SEAD In the News

  • The Council of the Great City Schools helped spread the word about the Cleveland site visit with a front-page story in Urban Educator, the Council’s newsletter.
  • The American Federation of Teachers’ Schoolhouse Voices blog featured a post by Jillian Ahrens describing the five things she wants teachers to know about social and emotional learning.
  • The Cleveland Plain Dealer joined the Commissioners to see social and emotional learning in practice at Wade Park Elementary School and Facing History New Tech High School.
  • Commissioner John Bridgeland and Robert Balfanz of Johns Hopkins University, a member of the Commission’s Council of Distinguished Scientists, co-authored an op-ed about Cleveland’s focus on SEAD and how such efforts can curb dropout trends in high schools and improve graduation rates.
  • Diana Prichard, a member of the Commission’s Parent Advisory Panel, participated in the Cleveland meeting and offers three questions parents can ask to find out if their own children’s schools are teaching social and emotional intelligence. 

Twitter Brought Your Perspective to Cleveland

Before our visit, we used #TellNCSEAD to solicit questions and comments from the nation. And it worked, with many thoughtful responses driving more than 2 million impressions! Special thanks to the National Education Association and MomsRising.org, top contributors that sparked lots of engagement by teachers and parents. Once in Cleveland, we used #SEAD to live tweet. We’ll continue to share insights on Twitter and encourage our partner organizations to keep the conversation going.

The #TellNCSEAD responses articulated the role of social, emotional, and academic development in creating effective conditions for learning and reinforced the need to address misconceptions, such as the belief that social and emotional learning is separate from academics. Respondents shared various strategies for integrating SEAD in K-12 education, from using project-based learning to develop students’ collaboration skills to cultivating self-awareness by teaching mindfulness and using restorative circles.

Members of the National Commission’s Parent Advisory Panel also used #TellNCSEAD to solicit feedback and participation directly from the parent audience. Many parent respondents indicated that the importance of SEAD stems from its ability to foster life skills, including teamwork and emotional intelligence. Parents also suggested that collaborative efforts between schools and families are crucial in supporting students’ comprehensive development, especially in culturally diverse communities where families may approach SEAD and ideas about school culture from differing perspectives.

Thanks to those of you who shared your insights! The Commission looks forward to future opportunities to learn from your expertise.

Voices of SEAD: News From Partners and Friends

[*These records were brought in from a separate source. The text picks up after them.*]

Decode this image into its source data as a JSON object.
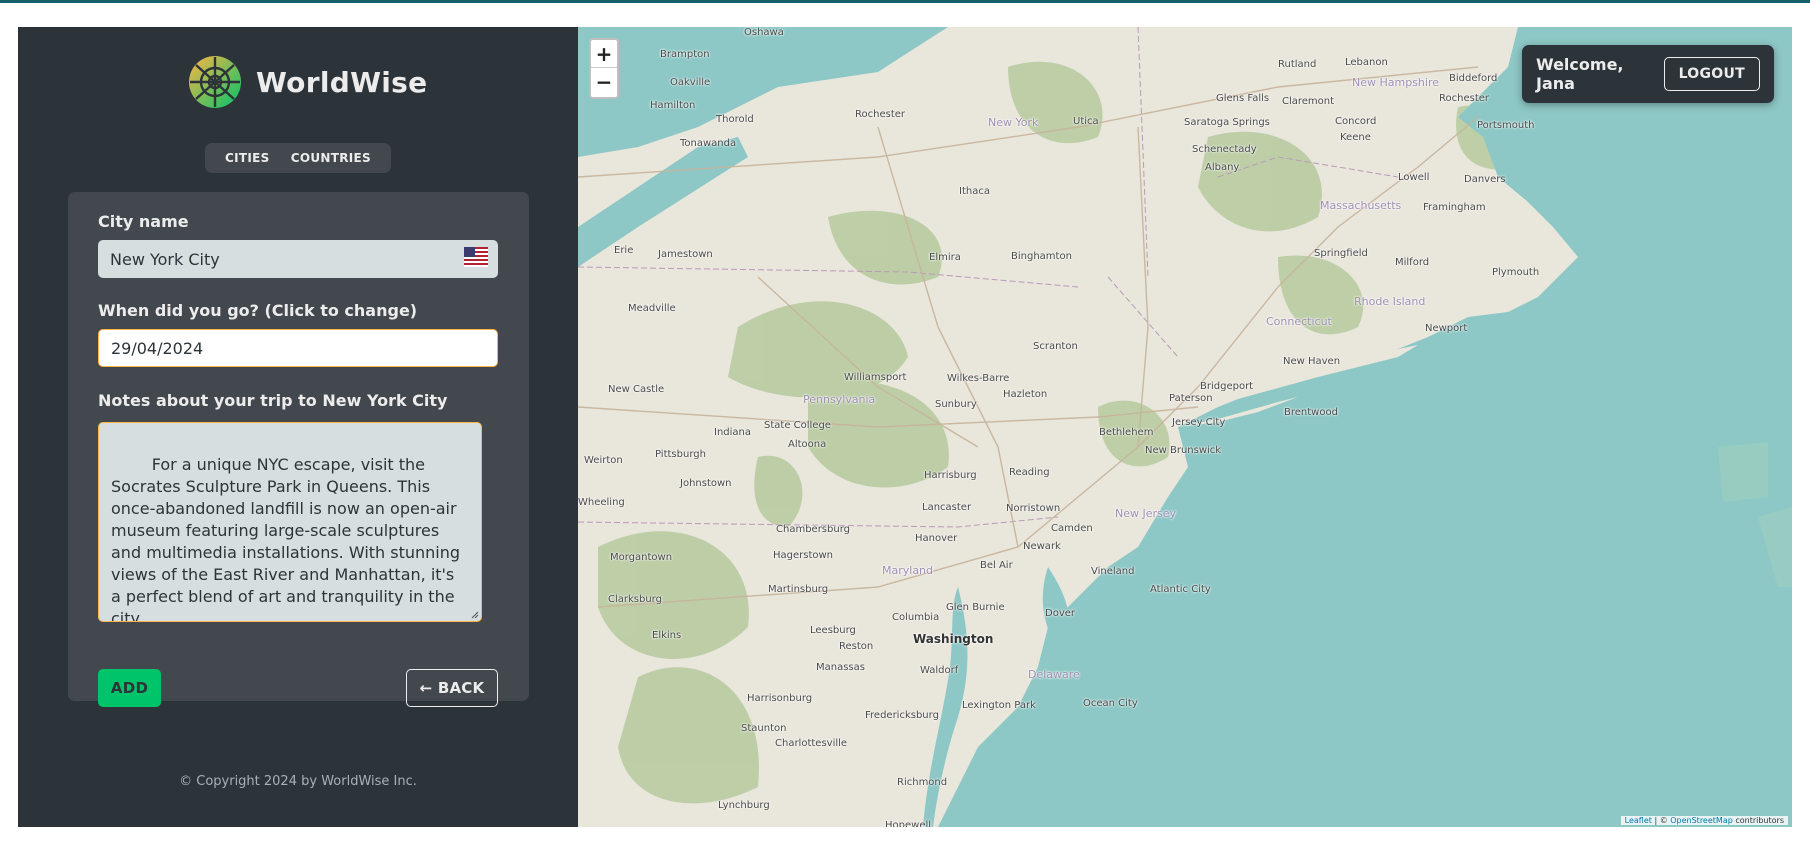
{
  "app": {
    "name": "WorldWise",
    "nav": [
      "CITIES",
      "COUNTRIES"
    ]
  },
  "form": {
    "city_label": "City name",
    "city_value": "New York City",
    "date_label": "When did you go? (Click to change)",
    "date_value": "29/04/2024",
    "notes_label": "Notes about your trip to New York City",
    "notes_value": "For a unique NYC escape, visit the Socrates Sculpture Park in Queens. This once-abandoned landfill is now an open-air museum featuring large-scale sculptures and multimedia installations. With stunning views of the East River and Manhattan, it's a perfect blend of art and tranquility in the city.",
    "add_label": "ADD",
    "back_label": "← BACK"
  },
  "footer": {
    "copyright": "© Copyright 2024 by WorldWise Inc."
  },
  "map": {
    "zoom_in": "+",
    "zoom_out": "−",
    "attribution_leaflet": "Leaflet",
    "attribution_sep": " | © ",
    "attribution_osm": "OpenStreetMap",
    "attribution_tail": " contributors",
    "places": [
      "Oshawa",
      "Brampton",
      "Oakville",
      "Hamilton",
      "Thorold",
      "Tonawanda",
      "Rochester",
      "New York",
      "Utica",
      "Rutland",
      "Lebanon",
      "New Hampshire",
      "Biddeford",
      "Glens Falls",
      "Claremont",
      "Rochester",
      "Saratoga Springs",
      "Concord",
      "Portsmouth",
      "Keene",
      "Schenectady",
      "Albany",
      "Lowell",
      "Danvers",
      "Ithaca",
      "Massachusetts",
      "Framingham",
      "Erie",
      "Jamestown",
      "Elmira",
      "Binghamton",
      "Springfield",
      "Milford",
      "Plymouth",
      "Meadville",
      "Connecticut",
      "Rhode Island",
      "Newport",
      "Scranton",
      "Williamsport",
      "Wilkes-Barre",
      "New Haven",
      "Bridgeport",
      "New Castle",
      "Pennsylvania",
      "Hazleton",
      "Paterson",
      "Brentwood",
      "Sunbury",
      "Indiana",
      "State College",
      "Altoona",
      "Bethlehem",
      "Jersey City",
      "New Brunswick",
      "Weirton",
      "Pittsburgh",
      "Johnstown",
      "Harrisburg",
      "Reading",
      "Wheeling",
      "Lancaster",
      "Norristown",
      "New Jersey",
      "Chambersburg",
      "Hanover",
      "Camden",
      "Morgantown",
      "Hagerstown",
      "Newark",
      "Maryland",
      "Bel Air",
      "Vineland",
      "Atlantic City",
      "Clarksburg",
      "Martinsburg",
      "Columbia",
      "Glen Burnie",
      "Dover",
      "Elkins",
      "Leesburg",
      "Washington",
      "Reston",
      "Manassas",
      "Waldorf",
      "Delaware",
      "Harrisonburg",
      "Lexington Park",
      "Ocean City",
      "Fredericksburg",
      "Staunton",
      "Charlottesville",
      "Richmond",
      "Lynchburg",
      "Hopewell"
    ]
  },
  "user": {
    "welcome": "Welcome, Jana",
    "logout": "LOGOUT"
  },
  "colors": {
    "sidebar_bg": "#2d3439",
    "panel_bg": "#42484d",
    "brand_green": "#00c46a",
    "accent_orange": "#ffb545",
    "water": "#8ec8c6"
  }
}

  • Check out this vast set of online guidance and practical tools from the Collaborative for Academic, Social, and Emotional Learning (CASEL) to help school districts and schools systemically implement practices that promote social and emotional learning.
  • It’s not too late for educators to take part in a survey from The Emotion Revolution for Teachers, a joint effort of the Yale Center for Emotional Intelligence and the New Teacher Center to raise awareness about the role of emotions in teaching, learning, and educator wellness.
  • The Pennsylvania State University, in collaboration with the Robert Wood Johnson Foundation, recently released its fourth in a series of 10 research briefs focused on social and emotional learning. This brief describes how focusing on social and emotional learning in preschool has the potential to reduce the school readiness gap and help children become healthy, thriving adults.
  • The latest volume of The Future of Children from Princeton University and the Brookings Institution focuses on social and emotional learning. The issue’s eight articles are intended to shed light on how best to support SEL in schools and to explore how SEL in schools might affect important policy questions in education. Commissioner Roger Weissberg and Council of Distinguished Scientists members Stephanie Jones, Mark Greenberg, and David Yeager contributed to the journal.